#### INFORMATION GIVEN
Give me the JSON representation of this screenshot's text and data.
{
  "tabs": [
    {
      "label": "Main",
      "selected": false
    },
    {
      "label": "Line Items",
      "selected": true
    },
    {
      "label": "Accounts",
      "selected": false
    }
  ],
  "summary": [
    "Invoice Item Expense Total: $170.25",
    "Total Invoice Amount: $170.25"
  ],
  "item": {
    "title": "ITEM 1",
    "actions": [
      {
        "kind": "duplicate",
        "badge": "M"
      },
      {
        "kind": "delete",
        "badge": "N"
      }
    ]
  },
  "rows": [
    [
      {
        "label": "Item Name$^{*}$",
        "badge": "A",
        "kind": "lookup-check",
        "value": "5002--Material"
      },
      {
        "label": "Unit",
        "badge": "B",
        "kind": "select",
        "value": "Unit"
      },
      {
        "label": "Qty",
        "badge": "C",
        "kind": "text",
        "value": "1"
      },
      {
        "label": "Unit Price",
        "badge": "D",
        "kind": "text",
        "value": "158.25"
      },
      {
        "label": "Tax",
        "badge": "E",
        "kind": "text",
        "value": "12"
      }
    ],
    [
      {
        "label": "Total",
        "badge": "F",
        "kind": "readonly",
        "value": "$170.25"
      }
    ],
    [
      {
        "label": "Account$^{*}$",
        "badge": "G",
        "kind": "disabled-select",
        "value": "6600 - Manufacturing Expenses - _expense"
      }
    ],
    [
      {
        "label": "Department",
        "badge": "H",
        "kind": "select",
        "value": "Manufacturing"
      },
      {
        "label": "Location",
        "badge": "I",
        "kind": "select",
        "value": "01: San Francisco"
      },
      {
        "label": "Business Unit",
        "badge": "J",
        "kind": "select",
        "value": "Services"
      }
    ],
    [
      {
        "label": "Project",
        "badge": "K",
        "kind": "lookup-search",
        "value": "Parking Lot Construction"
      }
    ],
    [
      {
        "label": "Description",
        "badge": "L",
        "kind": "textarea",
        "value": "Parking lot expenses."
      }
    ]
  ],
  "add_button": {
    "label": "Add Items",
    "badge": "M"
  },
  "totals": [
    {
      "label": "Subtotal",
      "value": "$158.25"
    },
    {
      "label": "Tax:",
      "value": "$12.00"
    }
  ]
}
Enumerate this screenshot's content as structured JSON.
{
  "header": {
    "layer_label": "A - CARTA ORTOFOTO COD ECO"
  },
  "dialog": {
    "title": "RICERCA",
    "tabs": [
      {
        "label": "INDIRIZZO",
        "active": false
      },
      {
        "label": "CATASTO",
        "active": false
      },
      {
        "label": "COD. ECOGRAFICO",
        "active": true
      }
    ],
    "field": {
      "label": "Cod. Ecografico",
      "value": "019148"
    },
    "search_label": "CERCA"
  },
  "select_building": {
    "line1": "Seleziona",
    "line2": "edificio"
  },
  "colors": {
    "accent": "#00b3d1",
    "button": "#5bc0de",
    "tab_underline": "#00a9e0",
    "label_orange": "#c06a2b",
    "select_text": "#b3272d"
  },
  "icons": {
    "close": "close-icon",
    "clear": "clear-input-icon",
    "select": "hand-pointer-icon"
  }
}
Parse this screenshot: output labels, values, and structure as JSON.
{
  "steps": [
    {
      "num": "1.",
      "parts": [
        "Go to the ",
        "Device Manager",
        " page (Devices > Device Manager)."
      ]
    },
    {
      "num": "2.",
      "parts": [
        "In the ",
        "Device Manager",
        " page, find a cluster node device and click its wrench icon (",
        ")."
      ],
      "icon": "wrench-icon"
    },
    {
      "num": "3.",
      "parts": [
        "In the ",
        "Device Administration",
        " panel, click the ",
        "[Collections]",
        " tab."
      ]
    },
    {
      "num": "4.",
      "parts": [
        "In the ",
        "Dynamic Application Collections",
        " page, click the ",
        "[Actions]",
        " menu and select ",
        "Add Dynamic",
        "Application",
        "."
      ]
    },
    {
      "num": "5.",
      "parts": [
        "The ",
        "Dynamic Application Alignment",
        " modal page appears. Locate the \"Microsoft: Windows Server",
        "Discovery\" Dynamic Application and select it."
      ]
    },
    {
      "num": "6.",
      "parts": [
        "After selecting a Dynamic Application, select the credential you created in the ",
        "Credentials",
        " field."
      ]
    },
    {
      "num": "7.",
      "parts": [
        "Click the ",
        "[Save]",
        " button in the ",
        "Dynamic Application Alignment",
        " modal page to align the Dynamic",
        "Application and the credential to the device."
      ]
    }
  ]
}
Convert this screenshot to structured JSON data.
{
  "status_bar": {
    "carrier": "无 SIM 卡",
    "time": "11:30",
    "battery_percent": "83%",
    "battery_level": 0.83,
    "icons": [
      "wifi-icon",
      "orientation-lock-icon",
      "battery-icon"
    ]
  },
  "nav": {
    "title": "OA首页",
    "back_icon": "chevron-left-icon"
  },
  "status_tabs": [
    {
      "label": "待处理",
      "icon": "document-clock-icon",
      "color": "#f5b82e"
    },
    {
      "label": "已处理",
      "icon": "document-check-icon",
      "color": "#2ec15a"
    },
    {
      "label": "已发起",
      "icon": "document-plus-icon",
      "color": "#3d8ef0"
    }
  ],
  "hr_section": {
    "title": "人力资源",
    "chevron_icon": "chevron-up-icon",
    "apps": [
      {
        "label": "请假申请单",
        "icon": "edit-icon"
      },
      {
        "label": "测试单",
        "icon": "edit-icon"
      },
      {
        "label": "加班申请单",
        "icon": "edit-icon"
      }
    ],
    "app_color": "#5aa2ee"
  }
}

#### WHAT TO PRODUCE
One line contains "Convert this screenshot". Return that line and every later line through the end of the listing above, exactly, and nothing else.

#### TASK ANSWER
Convert this screenshot to structured JSON data.
{
  "status_bar": {
    "carrier": "无 SIM 卡",
    "time": "11:30",
    "battery_percent": "83%",
    "battery_level": 0.83,
    "icons": [
      "wifi-icon",
      "orientation-lock-icon",
      "battery-icon"
    ]
  },
  "nav": {
    "title": "OA首页",
    "back_icon": "chevron-left-icon"
  },
  "status_tabs": [
    {
      "label": "待处理",
      "icon": "document-clock-icon",
      "color": "#f5b82e"
    },
    {
      "label": "已处理",
      "icon": "document-check-icon",
      "color": "#2ec15a"
    },
    {
      "label": "已发起",
      "icon": "document-plus-icon",
      "color": "#3d8ef0"
    }
  ],
  "hr_section": {
    "title": "人力资源",
    "chevron_icon": "chevron-up-icon",
    "apps": [
      {
        "label": "请假申请单",
        "icon": "edit-icon"
      },
      {
        "label": "测试单",
        "icon": "edit-icon"
      },
      {
        "label": "加班申请单",
        "icon": "edit-icon"
      }
    ],
    "app_color": "#5aa2ee"
  }
}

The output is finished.